> What needs to be done: What is needed is an exact copy of every entry below, with the pictures left out.

____ Supplied entries

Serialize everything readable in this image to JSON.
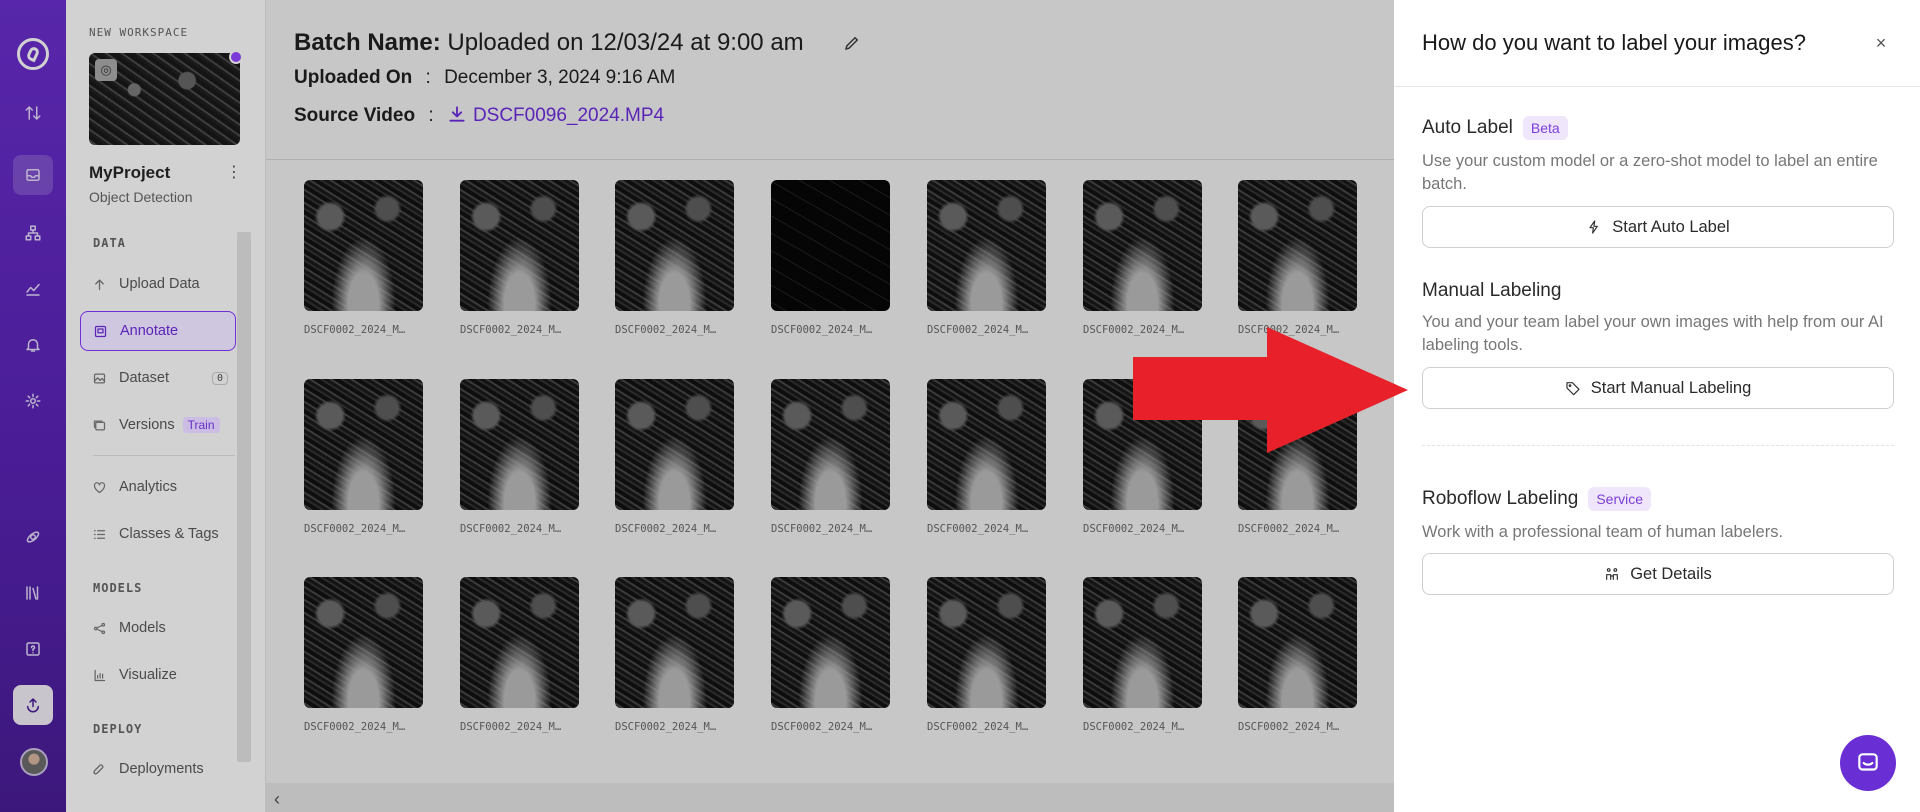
{
  "sidebar": {
    "workspace_label": "NEW WORKSPACE",
    "project_name": "MyProject",
    "project_type": "Object Detection",
    "sections": {
      "data": "DATA",
      "models": "MODELS",
      "deploy": "DEPLOY"
    },
    "items": [
      {
        "label": "Upload Data",
        "icon": "upload-icon"
      },
      {
        "label": "Annotate",
        "icon": "annotate-icon",
        "active": true
      },
      {
        "label": "Dataset",
        "icon": "image-icon",
        "count": "0"
      },
      {
        "label": "Versions",
        "icon": "versions-icon",
        "tag": "Train"
      },
      {
        "label": "Analytics",
        "icon": "heart-chart-icon"
      },
      {
        "label": "Classes & Tags",
        "icon": "list-icon"
      },
      {
        "label": "Models",
        "icon": "nodes-icon"
      },
      {
        "label": "Visualize",
        "icon": "bars-icon"
      },
      {
        "label": "Deployments",
        "icon": "rocket-icon"
      }
    ]
  },
  "header": {
    "batch_label": "Batch Name:",
    "batch_value": "Uploaded on 12/03/24 at 9:00 am",
    "uploaded_label": "Uploaded On",
    "uploaded_value": "December 3, 2024 9:16 AM",
    "source_label": "Source Video",
    "source_value": "DSCF0096_2024.MP4",
    "separator": ":"
  },
  "images": {
    "caption": "DSCF0002_2024_M…",
    "rows": 3,
    "cols": 7
  },
  "drawer": {
    "title": "How do you want to label your images?",
    "close": "×",
    "auto": {
      "title": "Auto Label",
      "badge": "Beta",
      "desc": "Use your custom model or a zero-shot model to label an entire batch.",
      "button": "Start Auto Label"
    },
    "manual": {
      "title": "Manual Labeling",
      "desc": "You and your team label your own images with help from our AI labeling tools.",
      "button": "Start Manual Labeling"
    },
    "roboflow": {
      "title": "Roboflow Labeling",
      "badge": "Service",
      "desc": "Work with a professional team of human labelers.",
      "button": "Get Details"
    }
  },
  "colors": {
    "brand": "#6a2fd4",
    "annotation_arrow": "#e8202a"
  }
}
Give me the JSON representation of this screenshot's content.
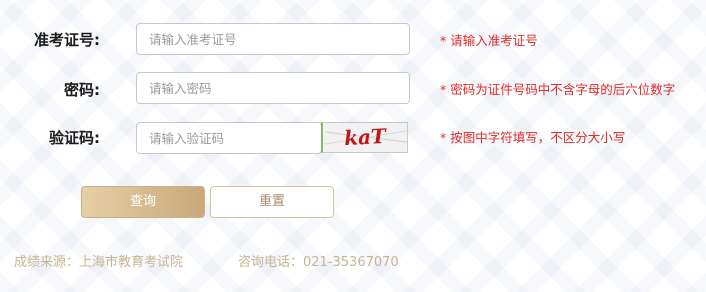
{
  "form": {
    "exam_id": {
      "label": "准考证号:",
      "placeholder": "请输入准考证号",
      "hint": "* 请输入准考证号"
    },
    "password": {
      "label": "密码:",
      "placeholder": "请输入密码",
      "hint": "* 密码为证件号码中不含字母的后六位数字"
    },
    "captcha": {
      "label": "验证码:",
      "placeholder": "请输入验证码",
      "image_text": "kaT",
      "hint": "* 按图中字符填写，不区分大小写"
    }
  },
  "buttons": {
    "query": "查询",
    "reset": "重置"
  },
  "footer": {
    "source": "成绩来源：上海市教育考试院",
    "phone": "咨询电话：021-35367070"
  },
  "colors": {
    "hint": "#e02a2a",
    "gold": "#c9a87a",
    "footer": "#c8b48f",
    "captcha_text": "#c01818"
  }
}
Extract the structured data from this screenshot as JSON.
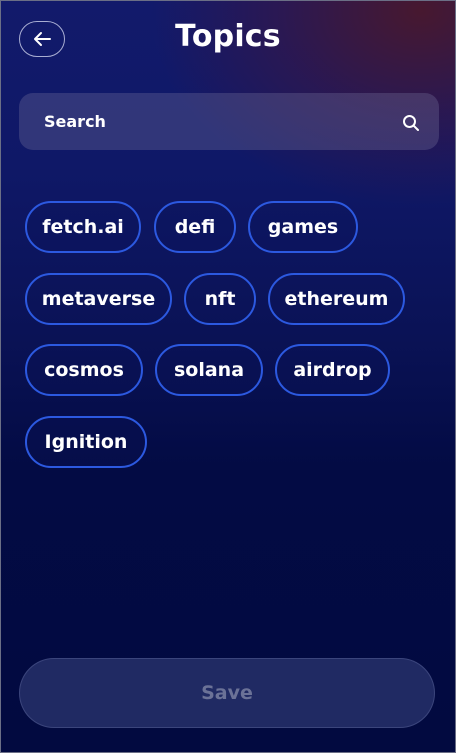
{
  "header": {
    "title": "Topics",
    "back_icon": "arrow-left-icon"
  },
  "search": {
    "placeholder": "Search",
    "icon": "search-icon"
  },
  "topics": [
    "fetch.ai",
    "defi",
    "games",
    "metaverse",
    "nft",
    "ethereum",
    "cosmos",
    "solana",
    "airdrop",
    "Ignition"
  ],
  "footer": {
    "save_label": "Save"
  },
  "colors": {
    "chip_border": "#2c59e0",
    "background_top": "#121a6b",
    "background_bottom": "#020a40",
    "save_text": "#6b7297"
  }
}
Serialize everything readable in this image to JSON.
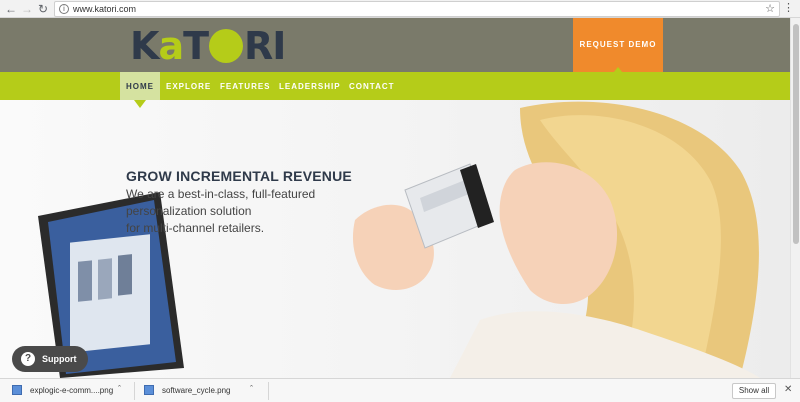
{
  "browser": {
    "url": "www.katori.com",
    "icons": [
      "back-icon",
      "forward-icon",
      "reload-icon",
      "info-icon",
      "star-icon",
      "menu-icon"
    ]
  },
  "header": {
    "logo_text": "KATORI",
    "request_demo_label": "REQUEST DEMO",
    "colors": {
      "header_bg": "#7a7a6a",
      "lime": "#b5cc19",
      "orange": "#f08a2c",
      "navy": "#2f3a4a"
    }
  },
  "nav": {
    "items": [
      {
        "label": "HOME",
        "active": true
      },
      {
        "label": "EXPLORE",
        "active": false
      },
      {
        "label": "FEATURES",
        "active": false
      },
      {
        "label": "LEADERSHIP",
        "active": false
      },
      {
        "label": "CONTACT",
        "active": false
      }
    ]
  },
  "hero": {
    "headline": "GROW INCREMENTAL REVENUE",
    "lines": [
      "We are a best-in-class, full-featured",
      "personalization solution",
      "for multi-channel retailers."
    ]
  },
  "support": {
    "label": "Support",
    "icon": "help-icon"
  },
  "downloads": {
    "items": [
      {
        "name": "explogic-e-comm....png"
      },
      {
        "name": "software_cycle.png"
      }
    ],
    "show_all_label": "Show all"
  }
}
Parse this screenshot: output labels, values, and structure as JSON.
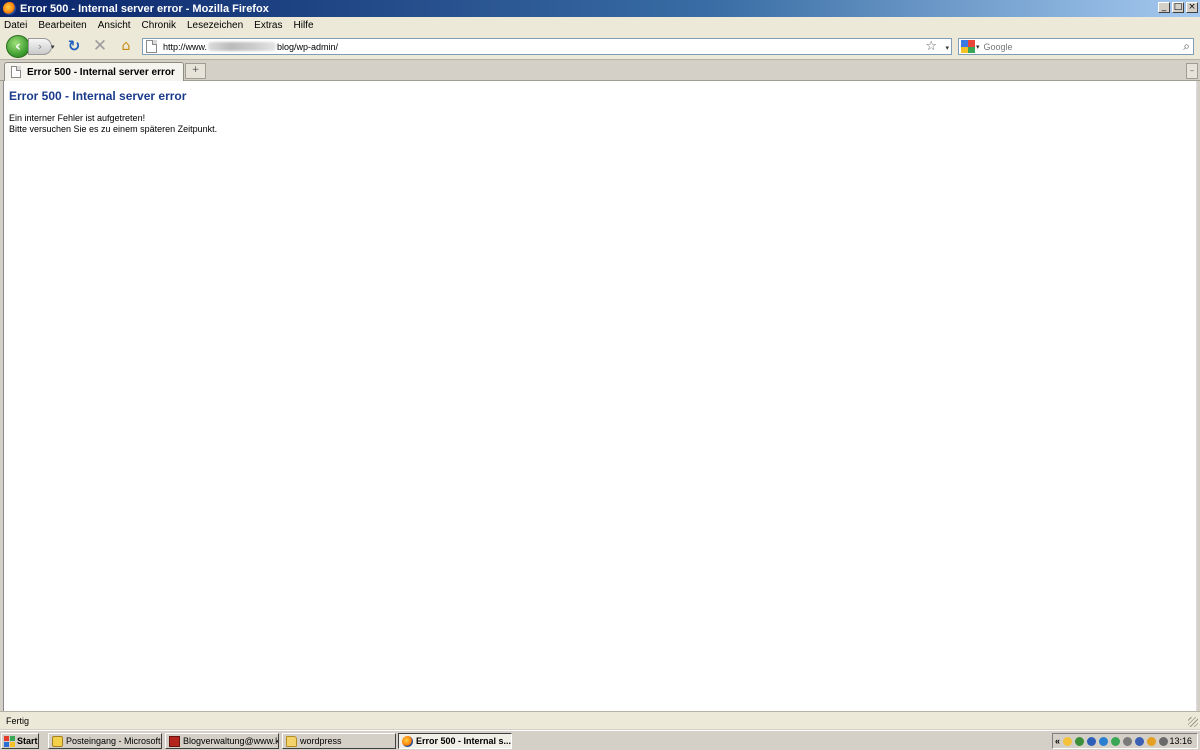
{
  "window": {
    "title": "Error 500 - Internal server error - Mozilla Firefox",
    "controls": {
      "minimize": "_",
      "maximize": "□",
      "close": "×"
    }
  },
  "menu": {
    "items": [
      "Datei",
      "Bearbeiten",
      "Ansicht",
      "Chronik",
      "Lesezeichen",
      "Extras",
      "Hilfe"
    ]
  },
  "navigation": {
    "back": "‹",
    "forward": "›",
    "dropdown": "▾",
    "reload": "↻",
    "stop": "✕",
    "home": "⌂",
    "url_prefix": "http://www.",
    "url_suffix": "blog/wp-admin/",
    "bookmark_star": "☆",
    "search_placeholder": "Google",
    "search_go": "⌕"
  },
  "tabs": {
    "active_label": "Error 500 - Internal server error",
    "new_tab": "+",
    "list": "–"
  },
  "page": {
    "heading": "Error 500 - Internal server error",
    "line1": "Ein interner Fehler ist aufgetreten!",
    "line2": "Bitte versuchen Sie es zu einem späteren Zeitpunkt."
  },
  "status": {
    "text": "Fertig"
  },
  "taskbar": {
    "start": "Start",
    "tasks": [
      "Posteingang - Microsoft ...",
      "Blogverwaltung@www.kl...",
      "wordpress",
      "Error 500 - Internal s..."
    ],
    "tray_arrow": "«",
    "clock": "13:16",
    "tray_colors": [
      "#f3c13a",
      "#3a8f3a",
      "#2d5fb8",
      "#2a7fd0",
      "#3aa757",
      "#7a7a7a",
      "#3a5fb5",
      "#e4a021",
      "#6a6a6a"
    ]
  },
  "colors": {
    "heading": "#1a3a8c",
    "titlebar_start": "#0a246a",
    "titlebar_end": "#a6caf0"
  }
}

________

> Response:
Serialize everything readable in this image to JSON.
{
  "sidebar": {
    "workspace_label": "NEW WORKSPACE",
    "project_name": "MyProject",
    "project_type": "Object Detection",
    "sections": {
      "data": "DATA",
      "models": "MODELS",
      "deploy": "DEPLOY"
    },
    "items": [
      {
        "label": "Upload Data",
        "icon": "upload-icon"
      },
      {
        "label": "Annotate",
        "icon": "annotate-icon",
        "active": true
      },
      {
        "label": "Dataset",
        "icon": "image-icon",
        "count": "0"
      },
      {
        "label": "Versions",
        "icon": "versions-icon",
        "tag": "Train"
      },
      {
        "label": "Analytics",
        "icon": "heart-chart-icon"
      },
      {
        "label": "Classes & Tags",
        "icon": "list-icon"
      },
      {
        "label": "Models",
        "icon": "nodes-icon"
      },
      {
        "label": "Visualize",
        "icon": "bars-icon"
      },
      {
        "label": "Deployments",
        "icon": "rocket-icon"
      }
    ]
  },
  "header": {
    "batch_label": "Batch Name:",
    "batch_value": "Uploaded on 12/03/24 at 9:00 am",
    "uploaded_label": "Uploaded On",
    "uploaded_value": "December 3, 2024 9:16 AM",
    "source_label": "Source Video",
    "source_value": "DSCF0096_2024.MP4",
    "separator": ":"
  },
  "images": {
    "caption": "DSCF0002_2024_M…",
    "rows": 3,
    "cols": 7
  },
  "drawer": {
    "title": "How do you want to label your images?",
    "close": "×",
    "auto": {
      "title": "Auto Label",
      "badge": "Beta",
      "desc": "Use your custom model or a zero-shot model to label an entire batch.",
      "button": "Start Auto Label"
    },
    "manual": {
      "title": "Manual Labeling",
      "desc": "You and your team label your own images with help from our AI labeling tools.",
      "button": "Start Manual Labeling"
    },
    "roboflow": {
      "title": "Roboflow Labeling",
      "badge": "Service",
      "desc": "Work with a professional team of human labelers.",
      "button": "Get Details"
    }
  },
  "colors": {
    "brand": "#6a2fd4",
    "annotation_arrow": "#e8202a"
  }
}
Give me the JSON representation of this screenshot's content.
{
  "form": {
    "exam_id": {
      "label": "准考证号:",
      "placeholder": "请输入准考证号",
      "hint": "* 请输入准考证号"
    },
    "password": {
      "label": "密码:",
      "placeholder": "请输入密码",
      "hint": "* 密码为证件号码中不含字母的后六位数字"
    },
    "captcha": {
      "label": "验证码:",
      "placeholder": "请输入验证码",
      "image_text": "kaT",
      "hint": "* 按图中字符填写，不区分大小写"
    }
  },
  "buttons": {
    "query": "查询",
    "reset": "重置"
  },
  "footer": {
    "source": "成绩来源：上海市教育考试院",
    "phone": "咨询电话：021-35367070"
  },
  "colors": {
    "hint": "#e02a2a",
    "gold": "#c9a87a",
    "footer": "#c8b48f",
    "captcha_text": "#c01818"
  }
}
Extract the structured data from this screenshot as JSON.
{
  "header": {
    "title": "Topics",
    "back_icon": "arrow-left-icon"
  },
  "search": {
    "placeholder": "Search",
    "icon": "search-icon"
  },
  "topics": [
    "fetch.ai",
    "defi",
    "games",
    "metaverse",
    "nft",
    "ethereum",
    "cosmos",
    "solana",
    "airdrop",
    "Ignition"
  ],
  "footer": {
    "save_label": "Save"
  },
  "colors": {
    "chip_border": "#2c59e0",
    "background_top": "#121a6b",
    "background_bottom": "#020a40",
    "save_text": "#6b7297"
  }
}
Serialize everything readable in this image to JSON.
{
  "browser": {
    "url": "www.katori.com",
    "icons": [
      "back-icon",
      "forward-icon",
      "reload-icon",
      "info-icon",
      "star-icon",
      "menu-icon"
    ]
  },
  "header": {
    "logo_text": "KATORI",
    "request_demo_label": "REQUEST DEMO",
    "colors": {
      "header_bg": "#7a7a6a",
      "lime": "#b5cc19",
      "orange": "#f08a2c",
      "navy": "#2f3a4a"
    }
  },
  "nav": {
    "items": [
      {
        "label": "HOME",
        "active": true
      },
      {
        "label": "EXPLORE",
        "active": false
      },
      {
        "label": "FEATURES",
        "active": false
      },
      {
        "label": "LEADERSHIP",
        "active": false
      },
      {
        "label": "CONTACT",
        "active": false
      }
    ]
  },
  "hero": {
    "headline": "GROW INCREMENTAL REVENUE",
    "lines": [
      "We are a best-in-class, full-featured",
      "personalization solution",
      "for multi-channel retailers."
    ]
  },
  "support": {
    "label": "Support",
    "icon": "help-icon"
  },
  "downloads": {
    "items": [
      {
        "name": "explogic-e-comm....png"
      },
      {
        "name": "software_cycle.png"
      }
    ],
    "show_all_label": "Show all"
  }
}
Parse this screenshot: output labels, values, and structure as JSON.
{
  "window": {
    "title": "Error 500 - Internal server error - Mozilla Firefox",
    "controls": {
      "minimize": "_",
      "maximize": "□",
      "close": "×"
    }
  },
  "menu": {
    "items": [
      "Datei",
      "Bearbeiten",
      "Ansicht",
      "Chronik",
      "Lesezeichen",
      "Extras",
      "Hilfe"
    ]
  },
  "navigation": {
    "back": "‹",
    "forward": "›",
    "dropdown": "▾",
    "reload": "↻",
    "stop": "✕",
    "home": "⌂",
    "url_prefix": "http://www.",
    "url_suffix": "blog/wp-admin/",
    "bookmark_star": "☆",
    "search_placeholder": "Google",
    "search_go": "⌕"
  },
  "tabs": {
    "active_label": "Error 500 - Internal server error",
    "new_tab": "+",
    "list": "–"
  },
  "page": {
    "heading": "Error 500 - Internal server error",
    "line1": "Ein interner Fehler ist aufgetreten!",
    "line2": "Bitte versuchen Sie es zu einem späteren Zeitpunkt."
  },
  "status": {
    "text": "Fertig"
  },
  "taskbar": {
    "start": "Start",
    "tasks": [
      "Posteingang - Microsoft ...",
      "Blogverwaltung@www.kl...",
      "wordpress",
      "Error 500 - Internal s..."
    ],
    "tray_arrow": "«",
    "clock": "13:16",
    "tray_colors": [
      "#f3c13a",
      "#3a8f3a",
      "#2d5fb8",
      "#2a7fd0",
      "#3aa757",
      "#7a7a7a",
      "#3a5fb5",
      "#e4a021",
      "#6a6a6a"
    ]
  },
  "colors": {
    "heading": "#1a3a8c",
    "titlebar_start": "#0a246a",
    "titlebar_end": "#a6caf0"
  }
}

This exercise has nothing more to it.